All businesses and many, if not most or even all, other organizations ought to get, and stay, crystal clear about whose problem they solve, how. It is common for leaders to describe their organizations in terms of one or two but not all three dimensions because thinking about the three dimensions of market, problem and solution all at the same time challenges the mind and is hard for most people to do for any length of time.
The following graphic presents a way to visualize an organization in terms of the problem it solves (or why anyone needs what the organization provides), for whom (market), and Continue reading →
Serving as a group facilitator at a workshop is an important assignment that can help make the difference between the session being a big success or not. It is also an opportunity to be, and to grow as, a visible leader. Do not pass up the opportunity to rise to the occasion and to do a first-rate job that makes a great impression. Do all you can to help your organization achieve its objectives because your performance, and the positive results you help generate, will be noticed!
Your job as a facilitator is to:
Create, promote, and use a safe environment that ensures those in your workgroup participate fully and that their task is understood and completed successfully and on time.
Model target behavior.
Help lead a dialogue (which literally means: “quest for truth”) that fosters and promotes learning and targeted change. Continue reading →
Most acquisitions and alliances severely under-perform relative to expectations set at the time of their inception. No matter how great they look on paper, it is always a lot harder to make things come out anywhere near where they were meant to be than it seemed at the start. Fortunately, based on first-hand practical experience and learning from experience of others, there are some things that can be done to raise the odds of success.
The reason for one organization to acquire or ally with another almost always boils down to one of the following three:
To obtain new products and services to sell to existing customers.
To secure access to new customers for existing offerings.
To acquire needed new resources such as skills, leadership or knowledge.
There are also three basic reasons for one organization to decide NOT to acquire or ally with another:
Most require the buyer to pay a premium price except in distressed situations in which case a bargain price is offset by high risk. Continue reading →
Early-stage professionals should look forward to and take advantage of opportunities to interact with people in client, partner, or supplier organizations at more senior levels of scope and scale of responsibility than they are used to working with. While it might initially be difficult to muster the courage and conviction to play at a higher level, it is often an opportunity to learn and likely to be career-enhancing if things go well.

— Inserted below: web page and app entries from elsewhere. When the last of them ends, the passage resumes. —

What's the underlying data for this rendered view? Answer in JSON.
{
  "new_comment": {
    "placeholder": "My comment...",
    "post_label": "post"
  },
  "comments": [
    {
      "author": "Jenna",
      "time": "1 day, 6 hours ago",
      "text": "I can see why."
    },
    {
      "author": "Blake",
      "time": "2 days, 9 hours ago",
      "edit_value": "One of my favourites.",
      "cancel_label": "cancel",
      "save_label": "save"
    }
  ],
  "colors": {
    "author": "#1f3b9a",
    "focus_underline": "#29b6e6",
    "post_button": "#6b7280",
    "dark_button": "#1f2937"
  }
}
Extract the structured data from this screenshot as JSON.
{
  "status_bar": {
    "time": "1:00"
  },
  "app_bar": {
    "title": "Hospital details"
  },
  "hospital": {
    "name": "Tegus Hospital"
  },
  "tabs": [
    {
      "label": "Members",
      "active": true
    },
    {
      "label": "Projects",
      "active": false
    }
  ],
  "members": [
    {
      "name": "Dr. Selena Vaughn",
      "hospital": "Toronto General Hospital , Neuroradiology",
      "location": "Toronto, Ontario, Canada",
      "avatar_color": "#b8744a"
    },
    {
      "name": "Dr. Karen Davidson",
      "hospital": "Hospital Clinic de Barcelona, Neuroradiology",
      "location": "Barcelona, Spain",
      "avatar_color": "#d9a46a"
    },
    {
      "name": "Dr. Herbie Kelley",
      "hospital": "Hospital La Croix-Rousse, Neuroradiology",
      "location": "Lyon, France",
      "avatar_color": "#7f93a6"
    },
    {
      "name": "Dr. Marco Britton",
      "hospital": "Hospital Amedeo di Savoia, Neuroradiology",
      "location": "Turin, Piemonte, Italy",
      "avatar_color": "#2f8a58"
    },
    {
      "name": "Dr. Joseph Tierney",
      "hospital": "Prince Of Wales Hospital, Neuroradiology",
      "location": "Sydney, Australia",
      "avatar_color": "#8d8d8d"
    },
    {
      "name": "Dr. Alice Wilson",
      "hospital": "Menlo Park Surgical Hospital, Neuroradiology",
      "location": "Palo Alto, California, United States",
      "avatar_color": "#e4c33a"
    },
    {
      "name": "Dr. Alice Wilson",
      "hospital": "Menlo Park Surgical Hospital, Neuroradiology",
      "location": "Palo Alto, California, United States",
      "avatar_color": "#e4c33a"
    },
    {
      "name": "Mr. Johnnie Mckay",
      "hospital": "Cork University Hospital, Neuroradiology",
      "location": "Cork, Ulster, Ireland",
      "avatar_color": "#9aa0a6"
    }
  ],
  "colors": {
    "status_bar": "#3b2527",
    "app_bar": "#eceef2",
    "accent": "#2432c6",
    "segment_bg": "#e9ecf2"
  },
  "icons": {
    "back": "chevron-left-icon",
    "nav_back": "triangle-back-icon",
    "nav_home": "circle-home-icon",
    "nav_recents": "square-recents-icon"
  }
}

The call to connect with a more senior player, whether it is to make a sale, handle a delivery issue, launch a new initiative, or negotiate contract terms, might first evoke a sense of fear and the urge to demur. The question: “How can I possibly go toe-to-toe with someone at such a senior level?” may come to mind. The following tips encourage and prepare up-and-coming star performers to get good at leveling-up:
While at first it may seem counter-intuitive, it is usually easier to communicate with more senior level executives. Higher-ups tend to be smarter, nicer, more competent, and genuinely more impressive people. After all, they got to higher levels for a reason! Along these same lines, if you are tired of dealing with people who just don’t get what you are saying and who are otherwise difficult to deal with, it may be time to give yourself a break and start working with those who have higher levels of responsibility.
Be confident in yourself. Know that you have earned the right to connect with more senior executives and got the call to do so for a reason. There is no reason to think that you are fated to work with underlings your entire career.
Ultimately, no matter how lofty they happen to be in the organization, even the most senior executive is just a person with likes and dislikes, memories and dreams, pleasures and ailments just like your own! Genuinely connect on a personal level to get off to a good start with anyone at any level of any organization. Continue reading →
There are three to keep in mind with respect to how organizations evolve.
There Is No One Right Organization
The organization that will work is the one a group decides to make work, after much study and debate, despite its flaws. It is easy to make any organization fail. It is harder to make one work. Continue reading →